I’ve read it all. I’ve tried a lot of it. And let me tell you: if there’s one thing worse than writing your heart out for nothing, it’s writing for free as if you were a paid shill. Gutting your work of its heart and other internal organs just to make it slim enough to fit the dead-inside standard. To prove to potential publishers that you’re ready and willing to dance for loose change, that you already know all the soul-crushing steps.
Maybe I’m exaggerating a bit. (Hey, it’s the internet, what do you expect?) It’s not fair to paint all publishers with such a harsh brush. But it is true that the publishing industry has undergone a massive shift in the past decade, and yellow journalism (or this generation’s version: “fake news”) has drowned out too many important voices, sunk a lot of otherwise sea-worthy ships. No less than writers, I think editors and publishers have been lost in the chaotic storm of new media — saying they want quality writing (and probably really meaning it), but unwilling to trust the market forces to bear up under the weight of such work.
We’re here at that 500-word limit, so let me get to the point: I have so much to tell you, dear reader! But how? I just don’t know what to do anymore. I took three years off from blogging to get my head together. During that time, I’ve worked on a book project that has me buzzing with excitement — but at a loss for words. Do I share this work with you here on this blog, for free, knowing that the social media algorithms might squash it anyway and editors decline it for being “previously published”? Do I hold my tongue and work silently on my someday-masterpiece, pushing through the isolation knowing how publishers get squirrelly about writers who don’t have at least some online presence?

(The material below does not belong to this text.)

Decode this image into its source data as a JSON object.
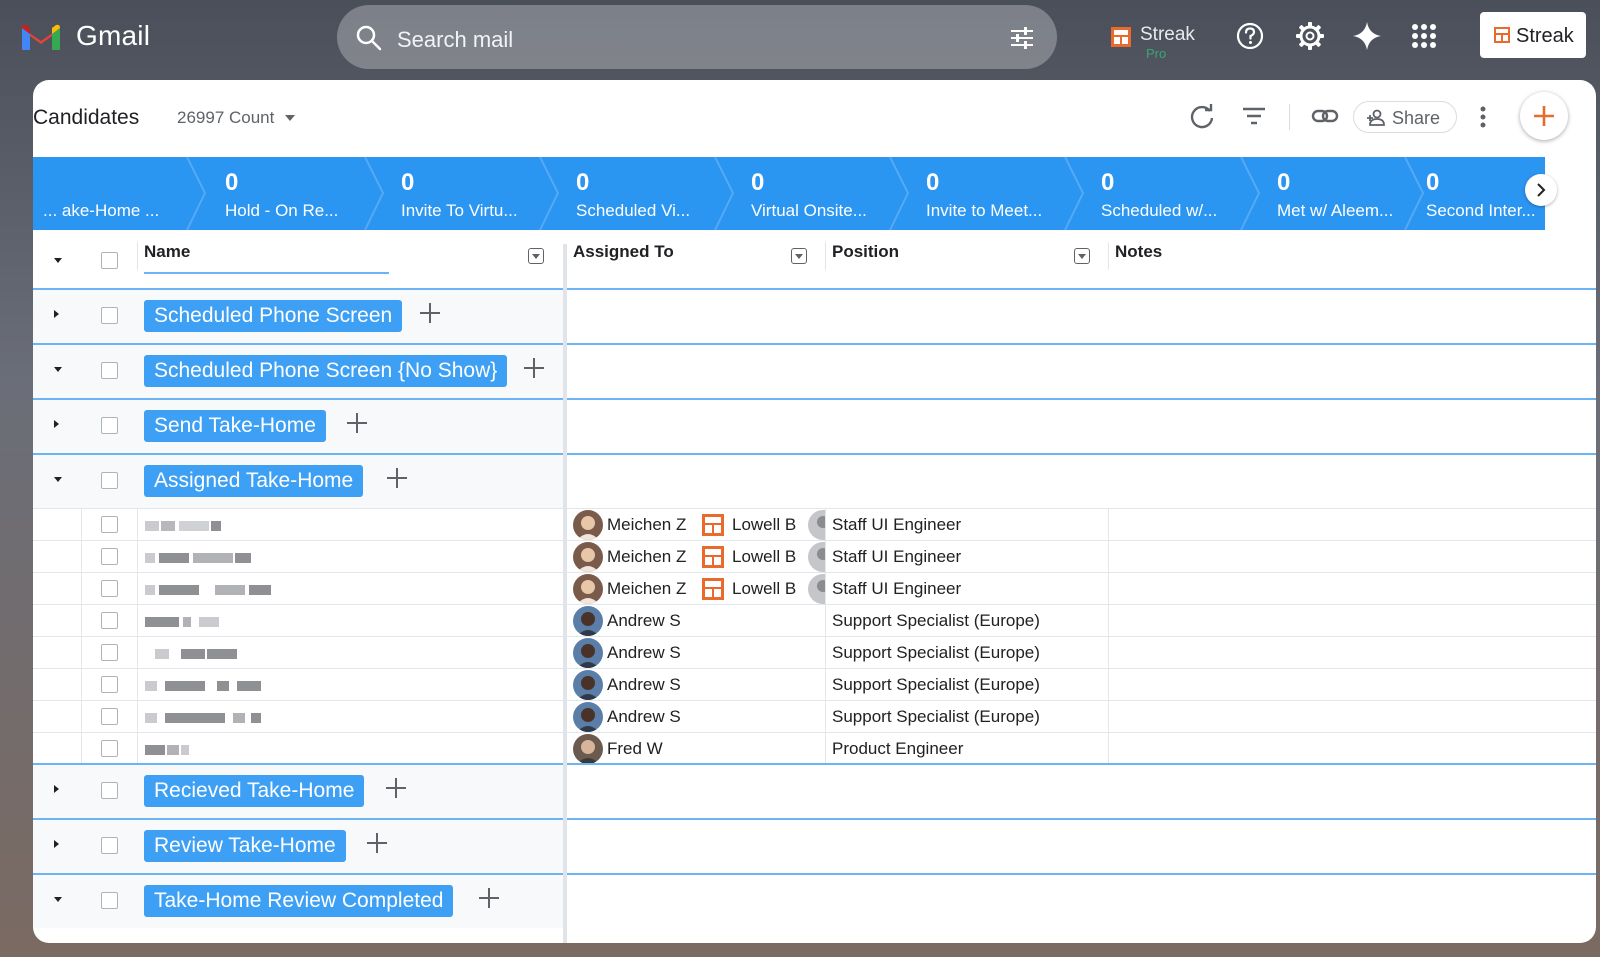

Looking for answers to these types of questions, recently I joined a local writers group. After years of being told by editors and fellow bloggers that readers wouldn’t be interested in anything too long or too smart or too different, I met people who encouraged us to trust our readers. (I also met a writer who fondly recalled, back in the 80s, getting paid $1,200 per article. $1,200! Per article! That afternoon, my husband took me out to lunch and sat with me while I ugly-cried into my burrito right there in the restaurant.) It was like finally realizing that I’ve been stuck for years in a shitty, abusive relationship… and I could decide to just leave.
I want readers I can trust. Not readers who see this blog as something to consume or criticize, to retweet or hate-share, to meme to death. What I want, more than anything, is a place to have a conversation. A way to think in public. They say (those advice gurus) that fans love an inside view of “The Process” — but my process is messy and sweaty and red-in-the-face from hard work. My process is not a publicity stunt or performance art. It’s not a brand you can wear on a tee-shirt to proclaim your allegiance or your self-identity. It’s my identity, in medias res. It’s the candid photograph of me caught with my mouth half-open and my eyes half-closed, trying to say something that matters. Not something you’d want to share, except with a reader you can trust.
You, dear reader, are you still there? Are you still listening?
3 thoughts on “How To Think In Public”
Yup, still here, still listening 🙂
LikeLiked by 1 person
*waves from down the Sound a bit* Polo!
LikeLiked by 1 person
Yes, still here. Asking some of the same questions you’re asking, and coming to the same conclusions.
LikeLiked by 1 person